As for his role as director, Rainey says it's not as mysterious as it might seem. "You follow the clues that are in the script. The key thing for me when I direct is that people feel comfortable with the choices. Then we start making discoveries about the play. 'Now that I can see that, this is the other thing that's going on in that scene.' Then we add that layer to it. I'm asking them to go to really honest places. I'm asking them to make choices that are firmly seeded in reality, but that are complicated and sometimes difficult to get to."
Rainey admits that while comedies are standard summer theater choices, there's nothing standard about Axler's Smudge. "This marks the type of company we want to be. The days of old summer stock are gone. We're trying to do great American theater. We're not really looking for fluff."

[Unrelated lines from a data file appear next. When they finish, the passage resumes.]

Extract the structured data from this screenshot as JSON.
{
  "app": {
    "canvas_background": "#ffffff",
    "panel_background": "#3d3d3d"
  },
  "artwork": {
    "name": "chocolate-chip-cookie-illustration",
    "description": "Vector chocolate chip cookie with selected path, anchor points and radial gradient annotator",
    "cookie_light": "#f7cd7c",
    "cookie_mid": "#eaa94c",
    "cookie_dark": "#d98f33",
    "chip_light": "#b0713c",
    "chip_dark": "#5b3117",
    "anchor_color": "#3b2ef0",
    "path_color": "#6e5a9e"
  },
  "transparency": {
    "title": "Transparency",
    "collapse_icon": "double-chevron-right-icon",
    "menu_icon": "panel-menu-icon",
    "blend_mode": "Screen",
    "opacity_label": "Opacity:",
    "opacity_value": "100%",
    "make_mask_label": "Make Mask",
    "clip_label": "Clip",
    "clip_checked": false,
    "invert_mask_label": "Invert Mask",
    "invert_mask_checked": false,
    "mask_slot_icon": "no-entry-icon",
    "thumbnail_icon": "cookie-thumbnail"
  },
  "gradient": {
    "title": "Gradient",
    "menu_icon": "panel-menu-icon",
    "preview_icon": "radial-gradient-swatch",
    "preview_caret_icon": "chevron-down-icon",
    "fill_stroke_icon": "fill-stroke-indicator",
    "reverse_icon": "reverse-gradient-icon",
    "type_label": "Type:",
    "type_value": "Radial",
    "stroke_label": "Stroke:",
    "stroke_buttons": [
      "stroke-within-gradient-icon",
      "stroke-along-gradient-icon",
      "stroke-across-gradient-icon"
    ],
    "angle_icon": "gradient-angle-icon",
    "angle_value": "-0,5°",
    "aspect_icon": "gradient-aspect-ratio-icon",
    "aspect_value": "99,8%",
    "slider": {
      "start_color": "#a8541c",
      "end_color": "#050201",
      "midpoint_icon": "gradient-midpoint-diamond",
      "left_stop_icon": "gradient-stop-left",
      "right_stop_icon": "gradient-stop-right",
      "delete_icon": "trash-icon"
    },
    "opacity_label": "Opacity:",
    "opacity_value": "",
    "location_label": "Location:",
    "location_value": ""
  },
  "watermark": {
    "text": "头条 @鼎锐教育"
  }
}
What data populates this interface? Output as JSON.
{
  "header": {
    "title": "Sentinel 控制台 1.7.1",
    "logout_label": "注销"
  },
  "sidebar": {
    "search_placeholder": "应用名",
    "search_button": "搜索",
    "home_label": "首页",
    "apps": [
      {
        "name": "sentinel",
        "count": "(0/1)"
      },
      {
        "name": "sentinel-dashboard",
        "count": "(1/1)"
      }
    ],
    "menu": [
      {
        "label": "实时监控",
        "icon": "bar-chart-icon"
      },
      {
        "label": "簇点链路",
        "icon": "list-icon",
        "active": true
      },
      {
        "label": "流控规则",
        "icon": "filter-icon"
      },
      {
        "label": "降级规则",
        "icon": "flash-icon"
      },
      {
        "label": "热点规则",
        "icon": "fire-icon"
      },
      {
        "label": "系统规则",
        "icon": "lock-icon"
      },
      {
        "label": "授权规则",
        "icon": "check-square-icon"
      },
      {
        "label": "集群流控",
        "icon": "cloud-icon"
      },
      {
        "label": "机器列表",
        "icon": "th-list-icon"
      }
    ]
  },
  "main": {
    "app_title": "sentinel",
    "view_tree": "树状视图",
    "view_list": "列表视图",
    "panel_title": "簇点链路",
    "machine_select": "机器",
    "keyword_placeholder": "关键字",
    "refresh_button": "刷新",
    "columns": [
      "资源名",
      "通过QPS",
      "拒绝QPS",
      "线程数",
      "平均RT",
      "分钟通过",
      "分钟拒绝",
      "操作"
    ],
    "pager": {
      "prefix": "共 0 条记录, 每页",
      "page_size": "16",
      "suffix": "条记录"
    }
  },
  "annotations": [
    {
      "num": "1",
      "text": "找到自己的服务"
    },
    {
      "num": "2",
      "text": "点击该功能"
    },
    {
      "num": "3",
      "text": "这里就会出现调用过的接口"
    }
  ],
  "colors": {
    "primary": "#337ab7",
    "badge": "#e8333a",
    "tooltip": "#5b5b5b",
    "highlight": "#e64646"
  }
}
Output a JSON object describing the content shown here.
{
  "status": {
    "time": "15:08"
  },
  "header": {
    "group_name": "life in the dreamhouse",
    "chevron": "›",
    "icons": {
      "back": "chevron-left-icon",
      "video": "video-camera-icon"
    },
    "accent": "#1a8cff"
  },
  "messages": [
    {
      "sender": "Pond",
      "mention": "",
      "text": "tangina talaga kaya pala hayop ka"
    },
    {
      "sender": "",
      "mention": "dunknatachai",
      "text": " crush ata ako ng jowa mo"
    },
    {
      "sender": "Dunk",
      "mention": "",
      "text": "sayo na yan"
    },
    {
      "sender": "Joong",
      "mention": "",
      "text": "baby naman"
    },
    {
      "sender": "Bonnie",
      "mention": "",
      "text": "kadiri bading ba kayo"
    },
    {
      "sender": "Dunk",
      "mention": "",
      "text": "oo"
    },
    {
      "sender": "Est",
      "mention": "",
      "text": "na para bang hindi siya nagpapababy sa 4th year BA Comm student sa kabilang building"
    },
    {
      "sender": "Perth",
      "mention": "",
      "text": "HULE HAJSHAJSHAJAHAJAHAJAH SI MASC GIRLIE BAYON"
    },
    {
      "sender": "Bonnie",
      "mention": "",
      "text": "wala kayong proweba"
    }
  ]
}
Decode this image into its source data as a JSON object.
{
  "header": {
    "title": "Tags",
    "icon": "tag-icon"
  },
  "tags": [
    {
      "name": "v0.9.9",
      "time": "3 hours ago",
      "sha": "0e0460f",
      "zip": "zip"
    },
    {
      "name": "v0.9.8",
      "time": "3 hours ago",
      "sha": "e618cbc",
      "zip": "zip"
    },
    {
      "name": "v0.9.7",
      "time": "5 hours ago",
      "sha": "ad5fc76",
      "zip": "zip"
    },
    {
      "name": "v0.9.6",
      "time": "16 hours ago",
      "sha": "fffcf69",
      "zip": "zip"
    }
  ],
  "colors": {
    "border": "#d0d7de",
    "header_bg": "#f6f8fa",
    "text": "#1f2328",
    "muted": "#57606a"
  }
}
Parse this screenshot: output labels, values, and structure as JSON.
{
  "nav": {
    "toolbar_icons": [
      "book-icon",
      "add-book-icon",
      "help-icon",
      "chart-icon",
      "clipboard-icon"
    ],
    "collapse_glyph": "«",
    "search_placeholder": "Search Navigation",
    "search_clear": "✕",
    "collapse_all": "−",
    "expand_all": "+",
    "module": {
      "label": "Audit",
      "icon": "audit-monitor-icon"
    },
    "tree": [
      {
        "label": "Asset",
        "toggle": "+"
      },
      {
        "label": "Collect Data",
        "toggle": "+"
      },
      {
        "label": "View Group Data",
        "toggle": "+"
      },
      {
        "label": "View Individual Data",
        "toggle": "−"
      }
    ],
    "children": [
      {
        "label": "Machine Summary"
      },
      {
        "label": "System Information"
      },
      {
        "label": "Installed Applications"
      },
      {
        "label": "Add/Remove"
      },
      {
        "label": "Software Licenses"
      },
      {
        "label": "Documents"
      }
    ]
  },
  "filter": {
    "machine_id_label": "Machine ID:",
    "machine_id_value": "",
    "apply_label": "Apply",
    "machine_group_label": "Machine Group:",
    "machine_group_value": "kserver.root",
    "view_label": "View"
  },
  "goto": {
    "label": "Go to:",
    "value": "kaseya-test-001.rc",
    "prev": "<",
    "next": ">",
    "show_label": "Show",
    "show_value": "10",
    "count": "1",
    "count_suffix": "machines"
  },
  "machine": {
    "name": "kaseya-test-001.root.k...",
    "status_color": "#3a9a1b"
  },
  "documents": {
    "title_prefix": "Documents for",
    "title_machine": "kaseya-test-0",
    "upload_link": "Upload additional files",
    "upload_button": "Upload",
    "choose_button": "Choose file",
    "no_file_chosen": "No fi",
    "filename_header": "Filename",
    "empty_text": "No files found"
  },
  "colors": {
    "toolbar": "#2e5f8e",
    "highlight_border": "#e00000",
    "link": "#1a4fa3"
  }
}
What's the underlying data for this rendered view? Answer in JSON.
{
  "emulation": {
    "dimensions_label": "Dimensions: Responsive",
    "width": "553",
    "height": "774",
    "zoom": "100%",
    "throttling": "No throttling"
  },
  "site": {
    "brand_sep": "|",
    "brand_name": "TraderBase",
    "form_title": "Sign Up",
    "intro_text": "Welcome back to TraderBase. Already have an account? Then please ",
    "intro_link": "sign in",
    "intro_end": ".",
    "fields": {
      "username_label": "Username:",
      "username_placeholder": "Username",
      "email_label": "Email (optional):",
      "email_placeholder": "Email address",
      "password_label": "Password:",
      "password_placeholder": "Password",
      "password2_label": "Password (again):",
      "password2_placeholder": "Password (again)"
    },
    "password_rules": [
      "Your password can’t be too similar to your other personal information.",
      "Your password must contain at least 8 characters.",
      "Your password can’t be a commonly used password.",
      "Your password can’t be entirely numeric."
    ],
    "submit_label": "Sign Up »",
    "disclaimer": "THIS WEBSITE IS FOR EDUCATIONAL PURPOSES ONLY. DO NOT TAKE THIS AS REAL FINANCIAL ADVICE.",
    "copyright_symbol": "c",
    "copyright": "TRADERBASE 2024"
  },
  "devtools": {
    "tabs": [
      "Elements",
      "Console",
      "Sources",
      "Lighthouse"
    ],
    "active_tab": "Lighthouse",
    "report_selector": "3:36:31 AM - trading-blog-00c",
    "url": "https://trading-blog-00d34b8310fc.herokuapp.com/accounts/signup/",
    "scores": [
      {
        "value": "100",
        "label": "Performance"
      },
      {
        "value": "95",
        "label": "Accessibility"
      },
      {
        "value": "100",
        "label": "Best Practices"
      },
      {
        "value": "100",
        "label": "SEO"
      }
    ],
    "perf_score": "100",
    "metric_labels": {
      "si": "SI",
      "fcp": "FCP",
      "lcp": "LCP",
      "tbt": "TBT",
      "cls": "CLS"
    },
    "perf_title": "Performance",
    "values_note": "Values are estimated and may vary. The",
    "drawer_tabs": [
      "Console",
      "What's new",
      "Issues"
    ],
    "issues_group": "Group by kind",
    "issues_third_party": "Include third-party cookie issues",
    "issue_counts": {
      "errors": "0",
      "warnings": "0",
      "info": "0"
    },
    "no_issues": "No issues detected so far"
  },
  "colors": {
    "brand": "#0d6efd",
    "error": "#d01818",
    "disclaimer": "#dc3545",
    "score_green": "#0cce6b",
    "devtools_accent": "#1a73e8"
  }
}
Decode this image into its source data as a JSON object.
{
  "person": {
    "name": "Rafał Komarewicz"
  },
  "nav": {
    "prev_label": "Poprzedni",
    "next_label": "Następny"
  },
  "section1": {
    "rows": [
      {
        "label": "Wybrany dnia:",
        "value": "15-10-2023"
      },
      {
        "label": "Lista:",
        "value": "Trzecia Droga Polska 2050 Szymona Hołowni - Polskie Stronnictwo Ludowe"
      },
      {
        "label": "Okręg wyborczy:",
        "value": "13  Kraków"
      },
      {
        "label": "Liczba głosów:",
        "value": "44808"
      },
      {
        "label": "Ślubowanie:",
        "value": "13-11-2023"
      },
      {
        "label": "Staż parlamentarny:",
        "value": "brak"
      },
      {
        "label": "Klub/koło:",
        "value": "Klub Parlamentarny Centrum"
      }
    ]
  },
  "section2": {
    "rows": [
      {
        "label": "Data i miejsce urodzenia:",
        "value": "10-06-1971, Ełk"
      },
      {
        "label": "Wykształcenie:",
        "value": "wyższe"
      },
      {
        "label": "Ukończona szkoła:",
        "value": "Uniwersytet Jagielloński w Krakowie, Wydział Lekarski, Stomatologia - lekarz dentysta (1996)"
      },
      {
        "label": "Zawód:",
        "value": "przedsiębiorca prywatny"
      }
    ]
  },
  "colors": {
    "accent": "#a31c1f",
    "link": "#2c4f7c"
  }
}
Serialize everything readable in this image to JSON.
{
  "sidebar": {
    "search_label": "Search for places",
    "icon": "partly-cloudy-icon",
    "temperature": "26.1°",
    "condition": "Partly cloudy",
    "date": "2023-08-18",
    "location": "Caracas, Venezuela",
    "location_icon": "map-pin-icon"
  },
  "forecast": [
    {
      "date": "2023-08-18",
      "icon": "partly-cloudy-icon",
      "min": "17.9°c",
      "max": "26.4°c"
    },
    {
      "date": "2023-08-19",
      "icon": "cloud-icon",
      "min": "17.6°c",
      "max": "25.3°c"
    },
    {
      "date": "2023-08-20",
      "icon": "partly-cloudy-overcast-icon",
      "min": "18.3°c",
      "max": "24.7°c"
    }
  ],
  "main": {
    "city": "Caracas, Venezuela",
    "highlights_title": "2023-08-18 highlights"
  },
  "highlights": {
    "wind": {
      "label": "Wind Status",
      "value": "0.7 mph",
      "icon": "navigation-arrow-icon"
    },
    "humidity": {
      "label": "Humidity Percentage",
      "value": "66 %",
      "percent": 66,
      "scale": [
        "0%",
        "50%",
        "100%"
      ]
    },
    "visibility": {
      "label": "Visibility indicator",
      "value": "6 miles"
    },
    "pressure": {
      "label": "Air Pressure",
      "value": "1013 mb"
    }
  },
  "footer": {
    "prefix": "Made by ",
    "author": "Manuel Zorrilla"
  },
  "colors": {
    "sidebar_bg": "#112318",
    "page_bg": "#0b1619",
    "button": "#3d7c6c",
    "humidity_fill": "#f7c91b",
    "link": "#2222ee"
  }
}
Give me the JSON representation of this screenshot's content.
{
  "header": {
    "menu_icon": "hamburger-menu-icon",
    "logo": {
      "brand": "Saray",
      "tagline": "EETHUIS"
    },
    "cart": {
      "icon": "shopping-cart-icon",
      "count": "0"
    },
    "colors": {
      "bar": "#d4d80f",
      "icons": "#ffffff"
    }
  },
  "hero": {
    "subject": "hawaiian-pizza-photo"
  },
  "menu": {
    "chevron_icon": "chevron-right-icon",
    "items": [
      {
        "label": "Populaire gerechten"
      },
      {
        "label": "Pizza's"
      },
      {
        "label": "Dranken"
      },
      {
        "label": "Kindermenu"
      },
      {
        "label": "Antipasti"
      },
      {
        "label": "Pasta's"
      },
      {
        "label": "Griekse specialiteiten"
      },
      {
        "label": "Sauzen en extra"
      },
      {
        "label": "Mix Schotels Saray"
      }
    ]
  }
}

The Landing Theatre Company's production of Smudge runs at 8 p.m. Fridays, Saturdays, with an industry night performance on Monday, July 23. The show continues through July 28. Performances are at the O'Kane Theatre on the third floor of the University of Houston/Downtown, One Main Street. For information, visit the theater company's website or call 713-487-5634. Pay-what-you-can to $15.